Despite 90 per cent of the population being unbanked, 90 per cent own a smartphone. The group has latched on to the ubiquity of the mobile phone to launch KBZPay in August 2018, a bank-led mobile wallet through which people can make purchases and manage funds.

The group mobilised 18,000 bank employees to go out to the streets to onboard customers, agents and merchants.

Within a year of launch, KBZPay has onboarded over 230,000 merchants and agents, and over 3 million fully KYC-ed (know your customer) clients.

Nang Lang Kham says the exercise was the biggest digital migration and KYC onboarding in Myanmar's history, giving many people access to financial services for the first time.

"With KBZPay, millions who had no access to formal banking services will be able to manage their money securely for the first time, and even have access to free life insurance. We are constantly working to improve on this mobile banking service as a way of thanking the people of Myanmar for trusting in us, as we believe this is the way to lead Myanmar into the next stage of transformation."

THIS initiative happens alongside efforts to raise financial and digital literacy. After all, social media while powerful, is also a platform for fraud which is a threat to stability, she says.

"What we need is a digitally literate population that uses social media as a force for connectivity and good. This will require the collective strength of all players, including technology companies and leading industry actors such as ourselves." KBZ Bank has committed to working with the media, grassroots and industry organisations to strengthen vigilance and literacy among the population.

In line with its commitment to integrity and principled management, the KBZ Group has joined the UN Global Compact Network, which promotes sustainability principles in support of UN sustainable development goals. It has taken steps towards enhancing female participation in its workforce. As at 2014, more than half of KBZ Bank's female employees had senior management roles. This is double the proportion of 27 per cent of female leaders in 2009. Meanwhile, the sisters -  Nang Lang Kham, Nang Kham Noung, and Nang Mo Hom have also established the Brighter Future Myanmar Foundation, set up in 2008 to help those whose lives were devastated by Cyclone Nargis.

SINCE then, the foundation has embarked on efforts to alleviate poverty and uplift the lives of the underserved. Its projects include the provision of access to clean water, disaster relief and recovery, women's health and empowerment and youth education. According to the KBZ profile in BFI's anniversary book, the foundation has given more than US$110 million over the past years to social initiative projects and charitable causes in Myanmar.

The sisters are currently in the process of reviewing the foundation's role. Says Nang Lang Kham: "The significant change and transformation in Myanmar over recent years have brought about greater complexity in how organisations need to approach sustainable development.

"Given this we will be charting a new course for the foundation, which involves a review of our chosen pillars of contribution and governance, guided by a board of international experts. This will ensure the foundation is focused on areas where it can continue to have significant impact and achieve its mission." W

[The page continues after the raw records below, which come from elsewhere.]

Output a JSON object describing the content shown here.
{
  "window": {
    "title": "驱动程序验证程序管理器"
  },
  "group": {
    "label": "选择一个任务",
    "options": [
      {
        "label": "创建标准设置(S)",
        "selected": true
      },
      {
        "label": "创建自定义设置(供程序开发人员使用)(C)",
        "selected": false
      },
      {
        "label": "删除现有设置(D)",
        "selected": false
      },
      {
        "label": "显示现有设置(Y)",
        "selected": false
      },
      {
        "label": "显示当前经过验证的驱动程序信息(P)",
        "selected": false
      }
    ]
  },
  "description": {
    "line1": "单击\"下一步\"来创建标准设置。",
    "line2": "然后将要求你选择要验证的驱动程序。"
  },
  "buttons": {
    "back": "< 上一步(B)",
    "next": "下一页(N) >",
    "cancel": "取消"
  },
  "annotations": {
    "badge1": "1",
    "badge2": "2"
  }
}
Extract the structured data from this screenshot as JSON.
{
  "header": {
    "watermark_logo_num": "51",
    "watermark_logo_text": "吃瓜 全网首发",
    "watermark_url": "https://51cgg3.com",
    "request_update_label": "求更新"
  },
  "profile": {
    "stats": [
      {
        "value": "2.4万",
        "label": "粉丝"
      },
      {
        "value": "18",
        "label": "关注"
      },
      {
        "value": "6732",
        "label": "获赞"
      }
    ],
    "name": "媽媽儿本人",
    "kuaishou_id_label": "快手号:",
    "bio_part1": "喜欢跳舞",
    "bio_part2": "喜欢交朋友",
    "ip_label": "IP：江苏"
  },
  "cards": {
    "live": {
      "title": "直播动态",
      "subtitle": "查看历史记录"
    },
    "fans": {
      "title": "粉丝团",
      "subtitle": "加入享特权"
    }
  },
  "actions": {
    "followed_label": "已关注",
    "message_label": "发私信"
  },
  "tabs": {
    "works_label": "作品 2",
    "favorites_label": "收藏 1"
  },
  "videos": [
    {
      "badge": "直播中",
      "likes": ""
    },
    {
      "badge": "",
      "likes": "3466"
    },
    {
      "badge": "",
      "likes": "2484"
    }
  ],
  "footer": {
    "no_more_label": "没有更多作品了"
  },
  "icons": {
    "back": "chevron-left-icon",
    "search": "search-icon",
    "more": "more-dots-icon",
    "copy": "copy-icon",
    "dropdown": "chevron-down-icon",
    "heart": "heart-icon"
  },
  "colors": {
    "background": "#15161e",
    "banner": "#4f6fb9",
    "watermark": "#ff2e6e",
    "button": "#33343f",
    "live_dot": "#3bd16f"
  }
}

"Some families use philanthropy as a platform to suss out the interests of the next generation, and to build a brand and a bond based on doing good for the greater community. Families like KBZ Group have been guided by ancient beliefs in loving-kindness to be in harmony with society and environment. The next generation members have found purpose in doing good, doing well and doing right in all aspects of their businesses. This resonates with how they intend to build sustainable family enterprises in emerging Myanmar."

This column profiles business families and how they approach issues of governance and stewardship. They support the Business Families Institute’s mission. SMU established BFI in 2012, in response to the growing needs of business families in Asia. It encourages business families to Think Generations, Think Growth, Think Giving and Think Global.